A person familiar with the Pennsylvania investigation told the Post last month that federal subpoenas seek records including any evidence of church personnel taking children across state lines for purposes of sexual abuse, any evidence of personnel sending sexual material about children electronically and any evidence that church officials reassigned suspected predators or used church resources to further or conceal such conduct.

Illinois state Supreme Court Justice Ann Burke, who chaired the bishops’ National Review Board for the Protection of Children and Young People in the early 2000′s, said Wednesday that the request to retain documents appears to “mean they’re looking at a larger criminal enterprise.”

Burke said she believes the Justice Department may be looking at whether the Bishops’ Conference itself is a criminal enterprise. The Conference oversaw the creation of a charter, or set of procedures, in 2002 to address allegations of sexual abuse by clergy of young people.

The bishops’ conference declined to comment in detail, issuing only a statement from its general counsel, Anthony Picarello. “We have transmitted the U.S. Attorney’s letter at his request and in the spirit of cooperation with law enforcement.”

TribLIVE commenting policy

You are solely responsible for your comments and by using TribLive.com you agree to our Terms of Service.

We moderate comments. Our goal is to provide substantive commentary for a general readership. By screening submissions, we provide a space where readers can share intelligent and informed commentary that enhances the quality of our news and information.

While most comments will be posted if they are on-topic and not abusive, moderating decisions are subjective. We will make them as carefully and consistently as we can. Because of the volume of reader comments, we cannot review individual moderation decisions with readers.

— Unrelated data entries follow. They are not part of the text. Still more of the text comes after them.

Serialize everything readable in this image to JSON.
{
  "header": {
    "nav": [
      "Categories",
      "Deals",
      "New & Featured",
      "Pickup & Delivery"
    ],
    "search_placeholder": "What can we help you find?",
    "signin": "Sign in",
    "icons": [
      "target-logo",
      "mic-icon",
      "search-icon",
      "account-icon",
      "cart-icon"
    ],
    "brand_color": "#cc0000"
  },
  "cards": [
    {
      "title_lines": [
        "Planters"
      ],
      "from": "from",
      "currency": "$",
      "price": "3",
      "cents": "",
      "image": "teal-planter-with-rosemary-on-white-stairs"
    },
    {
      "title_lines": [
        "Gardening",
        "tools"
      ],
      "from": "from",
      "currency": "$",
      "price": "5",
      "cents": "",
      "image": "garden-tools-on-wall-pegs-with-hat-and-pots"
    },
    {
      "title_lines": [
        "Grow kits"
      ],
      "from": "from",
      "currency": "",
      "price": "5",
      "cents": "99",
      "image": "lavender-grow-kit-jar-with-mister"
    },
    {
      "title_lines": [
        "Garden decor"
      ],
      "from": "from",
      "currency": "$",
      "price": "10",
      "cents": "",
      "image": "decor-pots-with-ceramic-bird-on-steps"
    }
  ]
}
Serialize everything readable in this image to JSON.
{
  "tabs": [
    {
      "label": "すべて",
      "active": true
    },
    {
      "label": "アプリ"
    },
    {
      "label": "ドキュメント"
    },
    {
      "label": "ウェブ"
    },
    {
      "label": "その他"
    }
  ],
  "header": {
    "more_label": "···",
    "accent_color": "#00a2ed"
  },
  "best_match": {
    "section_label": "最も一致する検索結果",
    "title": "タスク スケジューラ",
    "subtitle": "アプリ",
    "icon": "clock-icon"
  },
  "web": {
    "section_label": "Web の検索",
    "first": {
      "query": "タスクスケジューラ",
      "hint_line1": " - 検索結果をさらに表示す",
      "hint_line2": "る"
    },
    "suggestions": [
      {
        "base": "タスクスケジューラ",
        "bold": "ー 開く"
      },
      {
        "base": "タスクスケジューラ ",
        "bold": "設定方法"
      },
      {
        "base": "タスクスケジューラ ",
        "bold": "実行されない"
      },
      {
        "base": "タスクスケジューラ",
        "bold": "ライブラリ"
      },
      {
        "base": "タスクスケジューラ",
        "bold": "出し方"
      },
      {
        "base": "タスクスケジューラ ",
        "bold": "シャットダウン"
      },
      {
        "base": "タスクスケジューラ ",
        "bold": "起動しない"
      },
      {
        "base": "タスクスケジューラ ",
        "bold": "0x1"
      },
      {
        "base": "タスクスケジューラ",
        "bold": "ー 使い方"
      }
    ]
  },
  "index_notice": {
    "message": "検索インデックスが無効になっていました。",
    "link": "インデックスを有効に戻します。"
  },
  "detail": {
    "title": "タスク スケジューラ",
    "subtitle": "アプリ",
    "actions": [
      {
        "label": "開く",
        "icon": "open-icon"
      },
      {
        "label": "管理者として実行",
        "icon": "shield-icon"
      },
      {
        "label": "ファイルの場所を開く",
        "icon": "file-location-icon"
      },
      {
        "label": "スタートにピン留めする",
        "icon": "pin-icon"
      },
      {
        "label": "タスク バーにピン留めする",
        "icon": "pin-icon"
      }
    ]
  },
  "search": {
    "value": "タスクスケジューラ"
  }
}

We value thoughtful comments representing a range of views that make their point quickly and politely. We make an effort to protect discussions from repeated comments either by the same reader or different readers

We follow the same standards for taste as the daily newspaper. A few things we won't tolerate: personal attacks, obscenity, vulgarity, profanity (including expletives and letters followed by dashes), commercial promotion, impersonations, incoherence, proselytizing and SHOUTING. Don't include URLs to Web sites.

We do not edit comments. They are either approved or deleted. We reserve the right to edit a comment that is quoted or excerpted in an article. In this case, we may fix spelling and punctuation.

We welcome strong opinions and criticism of our work, but we don't want comments to become bogged down with discussions of our policies and we will moderate accordingly.

We appreciate it when readers and people quoted in articles or blog posts point out errors of fact or emphasis and will investigate all assertions. But these suggestions should be sent via e-mail. To avoid distracting other readers, we won't publish comments that suggest a correction. Instead, corrections will be made in a blog post or in an article.